Data excerpts
================

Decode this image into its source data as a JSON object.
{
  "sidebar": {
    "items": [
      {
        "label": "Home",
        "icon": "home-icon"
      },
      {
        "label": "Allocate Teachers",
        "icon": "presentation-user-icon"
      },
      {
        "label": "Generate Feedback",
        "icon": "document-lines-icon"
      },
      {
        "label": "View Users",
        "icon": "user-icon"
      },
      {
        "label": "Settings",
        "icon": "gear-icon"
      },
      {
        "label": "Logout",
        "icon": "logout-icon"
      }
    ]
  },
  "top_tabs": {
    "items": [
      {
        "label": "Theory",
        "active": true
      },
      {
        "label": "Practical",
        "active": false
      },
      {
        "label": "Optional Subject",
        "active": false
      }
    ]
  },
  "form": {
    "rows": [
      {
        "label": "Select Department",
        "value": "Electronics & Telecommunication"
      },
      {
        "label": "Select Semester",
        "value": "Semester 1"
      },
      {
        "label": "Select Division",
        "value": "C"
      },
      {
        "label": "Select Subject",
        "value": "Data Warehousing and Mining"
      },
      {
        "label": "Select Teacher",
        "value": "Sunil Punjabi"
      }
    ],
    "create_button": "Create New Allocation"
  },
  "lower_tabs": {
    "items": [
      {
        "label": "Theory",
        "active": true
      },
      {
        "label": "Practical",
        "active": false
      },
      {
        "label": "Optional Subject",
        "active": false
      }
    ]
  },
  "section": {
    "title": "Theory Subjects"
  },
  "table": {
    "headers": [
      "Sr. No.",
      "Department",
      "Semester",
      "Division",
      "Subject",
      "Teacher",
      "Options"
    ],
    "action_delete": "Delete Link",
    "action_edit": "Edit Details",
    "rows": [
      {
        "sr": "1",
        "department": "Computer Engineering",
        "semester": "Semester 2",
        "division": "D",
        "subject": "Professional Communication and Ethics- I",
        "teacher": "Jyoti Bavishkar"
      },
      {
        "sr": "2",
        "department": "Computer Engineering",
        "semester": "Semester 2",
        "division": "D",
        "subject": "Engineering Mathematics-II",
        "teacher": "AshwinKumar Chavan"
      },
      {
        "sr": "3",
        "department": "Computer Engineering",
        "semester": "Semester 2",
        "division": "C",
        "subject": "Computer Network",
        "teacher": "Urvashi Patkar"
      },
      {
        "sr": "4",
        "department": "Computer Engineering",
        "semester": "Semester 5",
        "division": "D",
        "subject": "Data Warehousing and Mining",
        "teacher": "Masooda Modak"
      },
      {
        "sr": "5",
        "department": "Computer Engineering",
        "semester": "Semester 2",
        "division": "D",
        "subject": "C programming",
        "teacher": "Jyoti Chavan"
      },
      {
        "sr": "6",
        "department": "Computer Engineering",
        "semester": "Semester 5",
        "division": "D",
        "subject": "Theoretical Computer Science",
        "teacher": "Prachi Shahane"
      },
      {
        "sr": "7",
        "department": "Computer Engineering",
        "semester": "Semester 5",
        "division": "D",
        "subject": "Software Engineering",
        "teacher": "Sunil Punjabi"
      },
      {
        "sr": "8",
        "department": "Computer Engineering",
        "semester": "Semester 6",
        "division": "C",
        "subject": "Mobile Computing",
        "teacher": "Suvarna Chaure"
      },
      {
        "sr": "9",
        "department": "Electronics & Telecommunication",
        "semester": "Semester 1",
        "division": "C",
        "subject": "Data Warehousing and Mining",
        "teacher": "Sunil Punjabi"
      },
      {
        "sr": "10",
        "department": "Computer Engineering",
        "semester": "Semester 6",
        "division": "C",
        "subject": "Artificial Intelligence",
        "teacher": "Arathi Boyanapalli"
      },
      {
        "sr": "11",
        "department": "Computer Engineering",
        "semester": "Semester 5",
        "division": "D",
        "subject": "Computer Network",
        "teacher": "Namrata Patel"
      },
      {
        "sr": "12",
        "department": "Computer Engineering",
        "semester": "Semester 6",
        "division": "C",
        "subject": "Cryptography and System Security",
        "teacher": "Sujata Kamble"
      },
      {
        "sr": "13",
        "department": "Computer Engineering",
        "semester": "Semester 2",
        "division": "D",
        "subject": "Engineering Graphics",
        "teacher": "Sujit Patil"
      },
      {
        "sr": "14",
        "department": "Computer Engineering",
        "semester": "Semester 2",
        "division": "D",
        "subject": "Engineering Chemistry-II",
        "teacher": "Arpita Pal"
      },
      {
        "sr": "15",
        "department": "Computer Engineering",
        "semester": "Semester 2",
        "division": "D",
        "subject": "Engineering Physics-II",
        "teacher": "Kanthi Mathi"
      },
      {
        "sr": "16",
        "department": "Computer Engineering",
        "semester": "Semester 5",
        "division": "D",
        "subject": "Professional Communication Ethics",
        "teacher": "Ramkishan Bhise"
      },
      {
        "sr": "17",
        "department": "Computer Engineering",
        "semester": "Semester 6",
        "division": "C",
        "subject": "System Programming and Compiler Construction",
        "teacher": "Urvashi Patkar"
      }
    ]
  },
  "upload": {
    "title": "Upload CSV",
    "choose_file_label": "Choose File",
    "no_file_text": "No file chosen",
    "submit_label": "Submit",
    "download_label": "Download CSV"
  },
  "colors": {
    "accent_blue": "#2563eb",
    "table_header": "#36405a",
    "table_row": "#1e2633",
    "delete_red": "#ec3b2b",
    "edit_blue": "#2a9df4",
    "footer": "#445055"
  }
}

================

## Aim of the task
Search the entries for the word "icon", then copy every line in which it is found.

## Answer area
        "icon": "home-icon"
        "icon": "presentation-user-icon"
        "icon": "document-lines-icon"
        "icon": "user-icon"
        "icon": "gear-icon"
        "icon": "logout-icon"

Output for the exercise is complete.